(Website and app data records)
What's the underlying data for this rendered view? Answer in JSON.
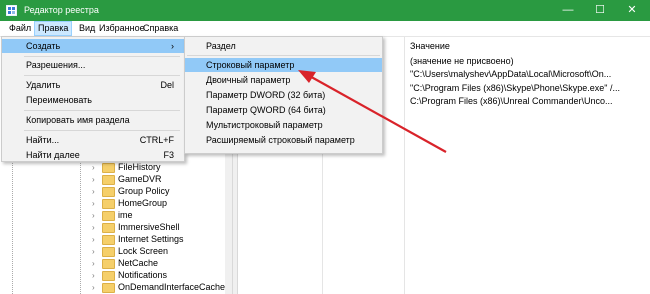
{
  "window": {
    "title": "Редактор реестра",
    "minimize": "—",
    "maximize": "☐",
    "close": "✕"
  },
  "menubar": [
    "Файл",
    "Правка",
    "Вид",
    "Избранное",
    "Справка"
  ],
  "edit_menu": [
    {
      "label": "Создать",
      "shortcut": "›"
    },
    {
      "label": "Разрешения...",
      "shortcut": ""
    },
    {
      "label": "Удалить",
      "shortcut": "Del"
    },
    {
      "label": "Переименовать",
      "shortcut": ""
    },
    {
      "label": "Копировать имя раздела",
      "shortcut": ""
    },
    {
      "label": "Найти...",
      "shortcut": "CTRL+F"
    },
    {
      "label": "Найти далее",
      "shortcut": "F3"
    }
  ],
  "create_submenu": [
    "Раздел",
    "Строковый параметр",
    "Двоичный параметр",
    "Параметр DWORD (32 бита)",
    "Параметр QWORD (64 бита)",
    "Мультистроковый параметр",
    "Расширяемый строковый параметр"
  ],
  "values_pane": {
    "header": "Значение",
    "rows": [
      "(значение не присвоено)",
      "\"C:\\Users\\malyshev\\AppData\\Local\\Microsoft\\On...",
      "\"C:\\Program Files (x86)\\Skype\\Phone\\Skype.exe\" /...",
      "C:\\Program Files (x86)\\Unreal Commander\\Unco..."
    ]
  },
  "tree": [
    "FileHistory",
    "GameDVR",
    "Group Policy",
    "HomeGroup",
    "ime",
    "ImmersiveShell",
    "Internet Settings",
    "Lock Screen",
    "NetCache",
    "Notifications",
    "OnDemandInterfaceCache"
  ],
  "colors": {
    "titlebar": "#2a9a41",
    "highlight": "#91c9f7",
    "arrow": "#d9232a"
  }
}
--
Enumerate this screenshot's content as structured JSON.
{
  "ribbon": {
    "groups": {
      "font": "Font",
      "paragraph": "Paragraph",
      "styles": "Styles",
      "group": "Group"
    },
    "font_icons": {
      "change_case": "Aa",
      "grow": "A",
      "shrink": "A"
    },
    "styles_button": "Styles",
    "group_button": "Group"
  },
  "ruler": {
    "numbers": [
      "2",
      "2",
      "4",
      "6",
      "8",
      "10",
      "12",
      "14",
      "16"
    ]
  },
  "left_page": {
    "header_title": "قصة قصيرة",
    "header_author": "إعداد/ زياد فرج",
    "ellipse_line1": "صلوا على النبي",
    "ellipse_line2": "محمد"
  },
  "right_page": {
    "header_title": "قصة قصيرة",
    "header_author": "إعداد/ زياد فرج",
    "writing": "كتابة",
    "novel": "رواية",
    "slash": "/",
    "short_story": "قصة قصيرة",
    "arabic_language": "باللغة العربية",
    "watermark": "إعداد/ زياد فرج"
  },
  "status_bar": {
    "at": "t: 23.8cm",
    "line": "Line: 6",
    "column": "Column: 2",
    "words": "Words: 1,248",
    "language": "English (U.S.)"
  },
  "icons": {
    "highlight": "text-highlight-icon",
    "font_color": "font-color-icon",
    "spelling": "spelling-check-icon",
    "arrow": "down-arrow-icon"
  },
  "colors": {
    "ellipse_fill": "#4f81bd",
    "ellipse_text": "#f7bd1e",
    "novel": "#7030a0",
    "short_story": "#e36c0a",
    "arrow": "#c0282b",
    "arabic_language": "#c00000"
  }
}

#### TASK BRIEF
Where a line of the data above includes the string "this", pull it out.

#### ANSWER BELOW
What's the underlying data for this rendered view? Answer in JSON.
Enumerate this screenshot's content as structured JSON.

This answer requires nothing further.